Wherever the word "date" occurs in the listing, copy the whole line.
☆ ☆ ☆ ☆ ☆ ☆ ☆
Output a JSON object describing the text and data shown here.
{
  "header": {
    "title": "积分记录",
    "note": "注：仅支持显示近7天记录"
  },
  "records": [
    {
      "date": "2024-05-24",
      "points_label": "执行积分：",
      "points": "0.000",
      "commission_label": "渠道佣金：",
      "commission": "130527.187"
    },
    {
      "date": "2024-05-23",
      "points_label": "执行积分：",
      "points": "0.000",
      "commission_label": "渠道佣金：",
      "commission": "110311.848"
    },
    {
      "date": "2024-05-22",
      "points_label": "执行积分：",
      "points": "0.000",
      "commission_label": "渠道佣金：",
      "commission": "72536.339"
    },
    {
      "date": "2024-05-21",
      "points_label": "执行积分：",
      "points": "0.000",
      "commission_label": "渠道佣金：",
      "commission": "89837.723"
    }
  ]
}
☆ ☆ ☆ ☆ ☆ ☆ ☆
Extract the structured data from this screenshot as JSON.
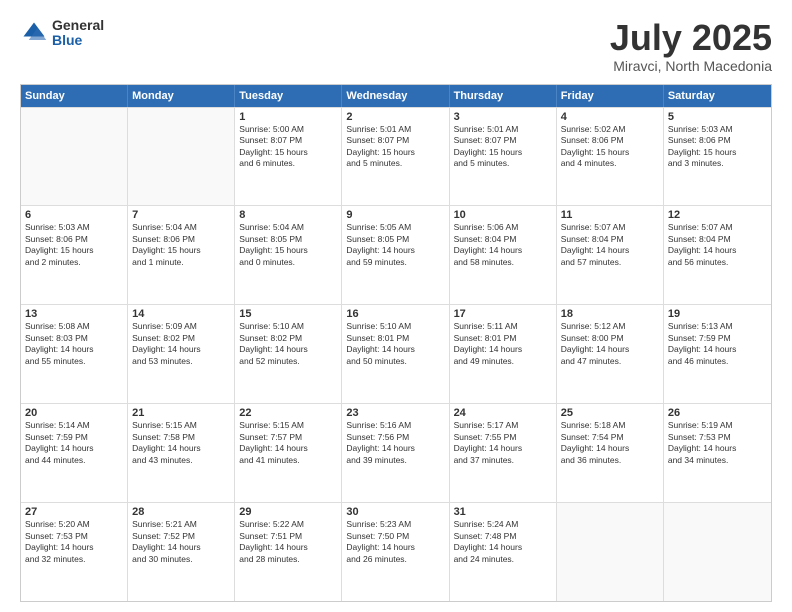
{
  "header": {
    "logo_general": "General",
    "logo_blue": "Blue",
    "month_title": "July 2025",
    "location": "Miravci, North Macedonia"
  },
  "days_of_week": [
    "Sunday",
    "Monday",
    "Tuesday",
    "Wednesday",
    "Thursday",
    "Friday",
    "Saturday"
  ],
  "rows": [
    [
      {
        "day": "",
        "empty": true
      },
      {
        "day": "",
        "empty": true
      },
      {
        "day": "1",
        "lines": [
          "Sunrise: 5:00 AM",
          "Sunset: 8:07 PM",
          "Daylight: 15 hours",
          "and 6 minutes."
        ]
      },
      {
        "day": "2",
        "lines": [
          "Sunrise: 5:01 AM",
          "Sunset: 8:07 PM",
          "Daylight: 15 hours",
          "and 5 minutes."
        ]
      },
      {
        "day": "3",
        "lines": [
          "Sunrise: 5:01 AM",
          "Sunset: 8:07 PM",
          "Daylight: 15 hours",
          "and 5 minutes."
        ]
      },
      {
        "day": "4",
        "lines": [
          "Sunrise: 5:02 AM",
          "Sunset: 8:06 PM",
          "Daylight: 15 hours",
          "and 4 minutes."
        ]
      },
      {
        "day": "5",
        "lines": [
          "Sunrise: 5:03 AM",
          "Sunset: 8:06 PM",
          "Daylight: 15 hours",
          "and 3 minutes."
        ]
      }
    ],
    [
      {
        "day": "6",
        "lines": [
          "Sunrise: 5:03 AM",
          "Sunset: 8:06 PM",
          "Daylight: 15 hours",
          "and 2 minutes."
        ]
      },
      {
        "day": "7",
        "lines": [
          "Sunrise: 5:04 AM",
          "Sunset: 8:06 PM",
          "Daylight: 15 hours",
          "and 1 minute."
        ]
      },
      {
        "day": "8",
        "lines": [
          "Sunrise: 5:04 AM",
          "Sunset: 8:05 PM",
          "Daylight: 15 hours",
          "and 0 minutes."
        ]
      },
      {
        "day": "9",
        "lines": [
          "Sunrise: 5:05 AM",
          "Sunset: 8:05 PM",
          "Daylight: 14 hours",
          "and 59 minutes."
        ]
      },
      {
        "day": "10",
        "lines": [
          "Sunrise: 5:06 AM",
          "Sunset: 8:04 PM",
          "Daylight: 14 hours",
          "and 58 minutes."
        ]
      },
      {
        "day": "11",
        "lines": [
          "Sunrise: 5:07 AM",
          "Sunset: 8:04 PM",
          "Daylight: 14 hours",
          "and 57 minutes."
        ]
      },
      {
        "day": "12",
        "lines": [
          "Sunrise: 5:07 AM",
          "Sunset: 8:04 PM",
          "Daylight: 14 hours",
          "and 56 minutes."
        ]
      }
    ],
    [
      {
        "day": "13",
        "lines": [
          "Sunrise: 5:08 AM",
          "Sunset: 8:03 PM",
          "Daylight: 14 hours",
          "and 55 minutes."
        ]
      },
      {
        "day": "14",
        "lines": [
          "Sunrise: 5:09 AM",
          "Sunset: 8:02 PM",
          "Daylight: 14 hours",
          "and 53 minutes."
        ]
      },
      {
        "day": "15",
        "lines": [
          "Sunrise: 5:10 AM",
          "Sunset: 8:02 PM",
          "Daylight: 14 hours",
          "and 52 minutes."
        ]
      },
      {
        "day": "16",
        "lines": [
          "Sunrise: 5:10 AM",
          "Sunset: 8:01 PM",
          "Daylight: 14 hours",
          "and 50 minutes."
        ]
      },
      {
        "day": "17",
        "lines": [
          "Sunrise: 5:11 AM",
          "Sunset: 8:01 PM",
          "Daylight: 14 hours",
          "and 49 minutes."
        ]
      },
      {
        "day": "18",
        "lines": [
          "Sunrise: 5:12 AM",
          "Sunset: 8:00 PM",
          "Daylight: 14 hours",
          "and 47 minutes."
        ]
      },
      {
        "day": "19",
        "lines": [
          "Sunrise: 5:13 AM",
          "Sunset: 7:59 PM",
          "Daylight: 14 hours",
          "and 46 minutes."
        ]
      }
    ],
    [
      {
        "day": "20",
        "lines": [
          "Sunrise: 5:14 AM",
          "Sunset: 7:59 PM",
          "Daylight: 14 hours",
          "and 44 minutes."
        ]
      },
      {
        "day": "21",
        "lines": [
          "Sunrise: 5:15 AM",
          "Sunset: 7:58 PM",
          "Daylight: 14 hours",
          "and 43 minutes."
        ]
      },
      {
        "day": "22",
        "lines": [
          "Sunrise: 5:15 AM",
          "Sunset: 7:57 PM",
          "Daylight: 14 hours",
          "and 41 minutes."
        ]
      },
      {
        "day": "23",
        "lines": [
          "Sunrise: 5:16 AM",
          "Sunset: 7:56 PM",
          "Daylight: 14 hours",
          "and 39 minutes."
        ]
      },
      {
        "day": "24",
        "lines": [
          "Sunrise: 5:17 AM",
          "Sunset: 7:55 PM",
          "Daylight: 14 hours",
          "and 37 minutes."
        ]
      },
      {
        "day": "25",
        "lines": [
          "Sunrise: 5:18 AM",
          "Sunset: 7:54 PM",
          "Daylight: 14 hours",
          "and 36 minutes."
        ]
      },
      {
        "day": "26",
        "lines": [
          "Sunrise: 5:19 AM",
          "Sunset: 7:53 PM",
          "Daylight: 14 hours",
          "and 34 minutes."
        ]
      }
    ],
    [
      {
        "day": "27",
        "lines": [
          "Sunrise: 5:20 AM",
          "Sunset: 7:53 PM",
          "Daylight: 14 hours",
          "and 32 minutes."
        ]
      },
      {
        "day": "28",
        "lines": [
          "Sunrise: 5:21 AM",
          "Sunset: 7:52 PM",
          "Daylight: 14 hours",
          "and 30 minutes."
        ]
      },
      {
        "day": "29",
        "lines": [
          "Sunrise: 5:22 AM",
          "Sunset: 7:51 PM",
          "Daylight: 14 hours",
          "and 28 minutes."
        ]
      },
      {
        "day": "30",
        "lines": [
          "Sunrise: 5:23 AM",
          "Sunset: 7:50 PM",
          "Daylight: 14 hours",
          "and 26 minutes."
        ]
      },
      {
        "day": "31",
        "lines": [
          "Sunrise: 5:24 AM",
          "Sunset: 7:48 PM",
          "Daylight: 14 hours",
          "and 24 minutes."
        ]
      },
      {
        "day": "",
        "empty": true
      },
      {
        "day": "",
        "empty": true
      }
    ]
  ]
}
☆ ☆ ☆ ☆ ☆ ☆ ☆
Result of this task:
      "date": "2024-05-24",
      "date": "2024-05-23",
      "date": "2024-05-22",
      "date": "2024-05-21",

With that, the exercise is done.